(Data about app and page elements)
☆ ☆ ☆

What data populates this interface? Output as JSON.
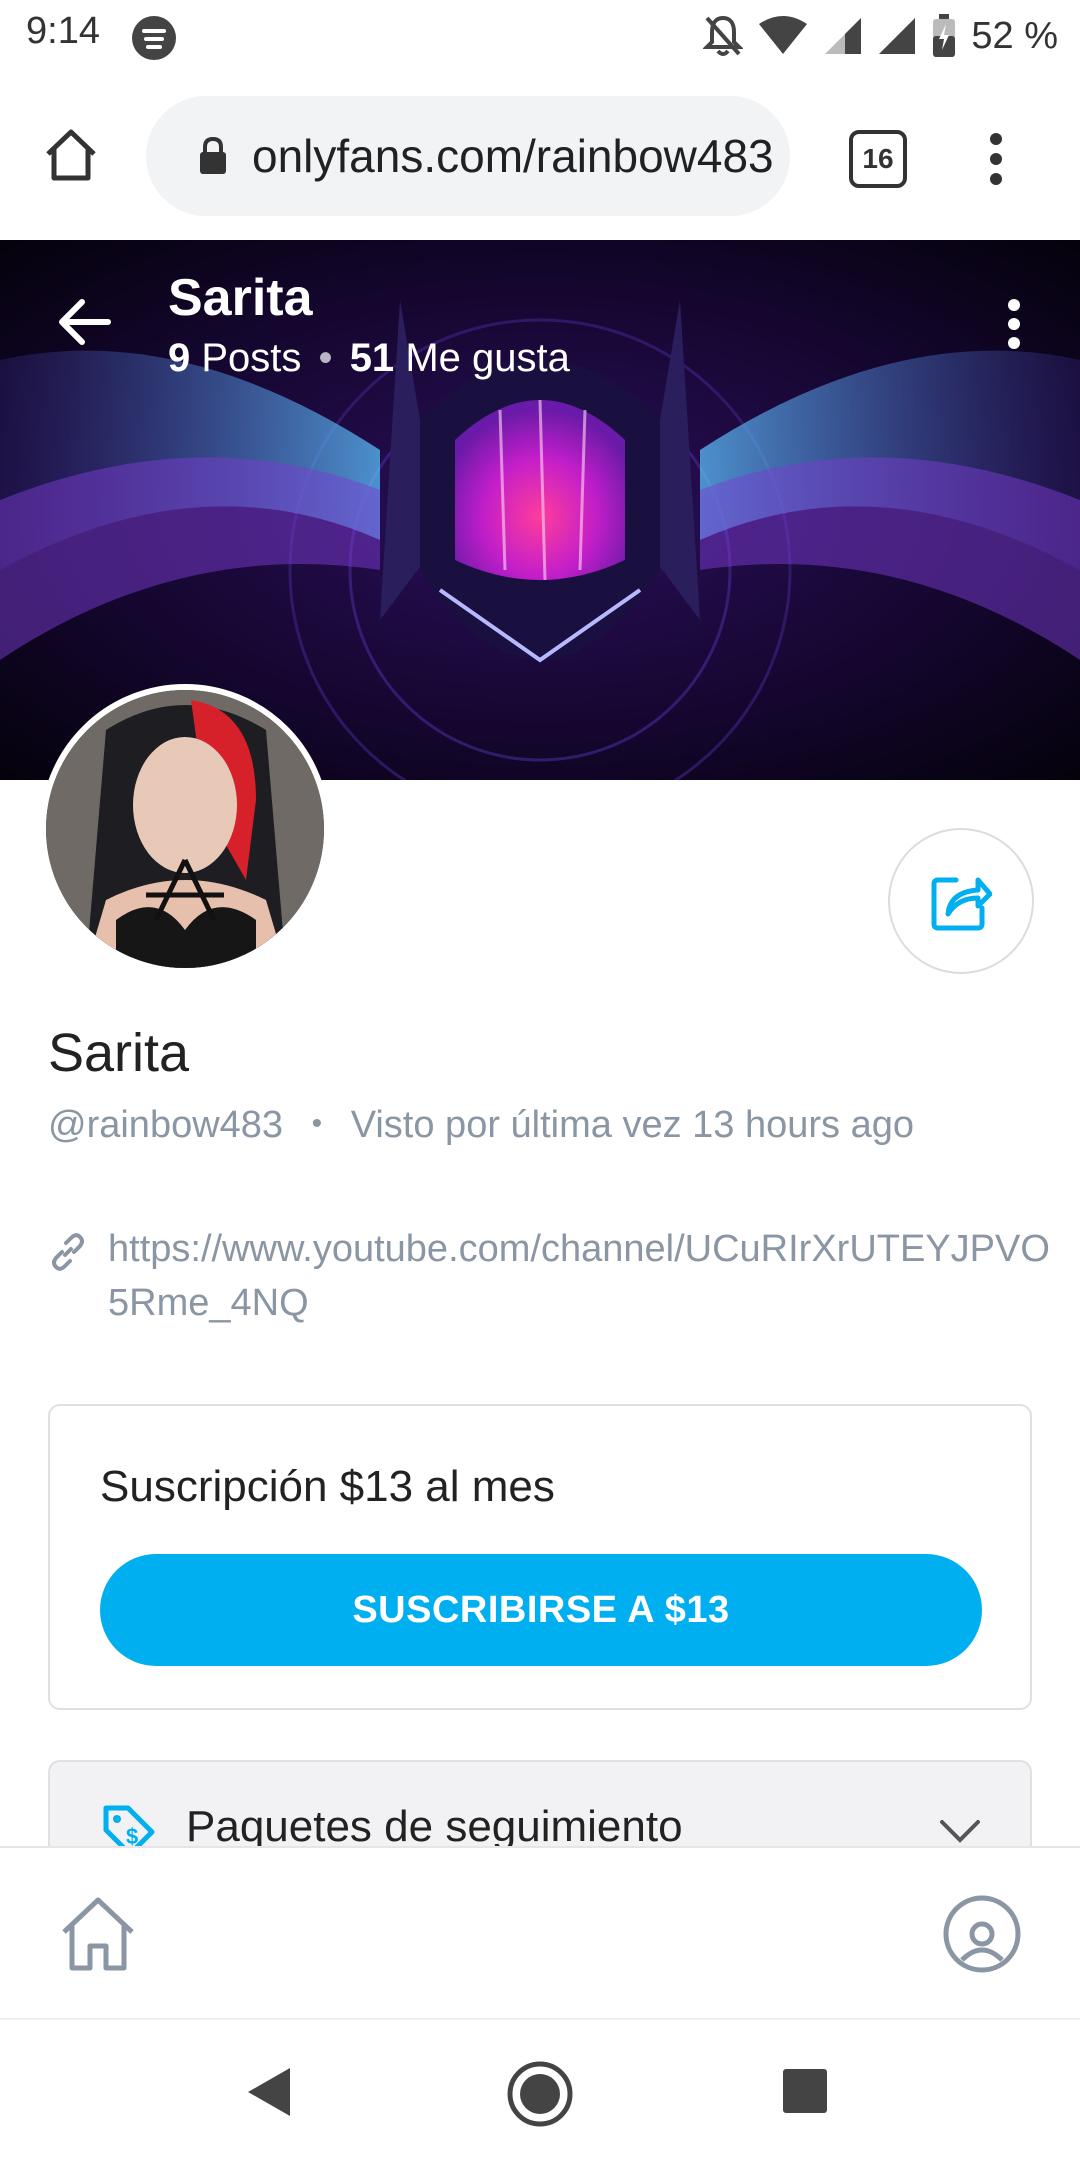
{
  "status_bar": {
    "time": "9:14",
    "battery_percent": "52 %",
    "icons": [
      "spotify-icon",
      "mute-icon",
      "wifi-icon",
      "signal-icon",
      "signal-icon-2",
      "battery-icon"
    ]
  },
  "browser": {
    "url": "onlyfans.com/rainbow483",
    "tab_count": "16",
    "icons": [
      "home-icon",
      "lock-icon",
      "menu-dots-icon"
    ]
  },
  "header": {
    "title": "Sarita",
    "posts_count": "9",
    "posts_label": "Posts",
    "likes_count": "51",
    "likes_label": "Me gusta"
  },
  "profile": {
    "name": "Sarita",
    "handle": "@rainbow483",
    "last_seen": "Visto por última vez 13 hours ago",
    "link": "https://www.youtube.com/channel/UCuRIrXrUTEYJPVO5Rme_4NQ"
  },
  "subscription": {
    "title": "Suscripción $13 al mes",
    "button_label": "SUSCRIBIRSE A $13"
  },
  "bundles": {
    "label": "Paquetes de seguimiento"
  },
  "colors": {
    "accent": "#00aff0",
    "muted_text": "#8a96a3",
    "icon_blue": "#00aff0"
  }
}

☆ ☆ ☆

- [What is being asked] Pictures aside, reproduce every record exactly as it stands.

- [Answer below]
What data populates this interface? Output as JSON.
{
  "status_bar": {
    "time": "9:14",
    "battery_percent": "52 %",
    "icons": [
      "spotify-icon",
      "mute-icon",
      "wifi-icon",
      "signal-icon",
      "signal-icon-2",
      "battery-icon"
    ]
  },
  "browser": {
    "url": "onlyfans.com/rainbow483",
    "tab_count": "16",
    "icons": [
      "home-icon",
      "lock-icon",
      "menu-dots-icon"
    ]
  },
  "header": {
    "title": "Sarita",
    "posts_count": "9",
    "posts_label": "Posts",
    "likes_count": "51",
    "likes_label": "Me gusta"
  },
  "profile": {
    "name": "Sarita",
    "handle": "@rainbow483",
    "last_seen": "Visto por última vez 13 hours ago",
    "link": "https://www.youtube.com/channel/UCuRIrXrUTEYJPVO5Rme_4NQ"
  },
  "subscription": {
    "title": "Suscripción $13 al mes",
    "button_label": "SUSCRIBIRSE A $13"
  },
  "bundles": {
    "label": "Paquetes de seguimiento"
  },
  "colors": {
    "accent": "#00aff0",
    "muted_text": "#8a96a3",
    "icon_blue": "#00aff0"
  }
}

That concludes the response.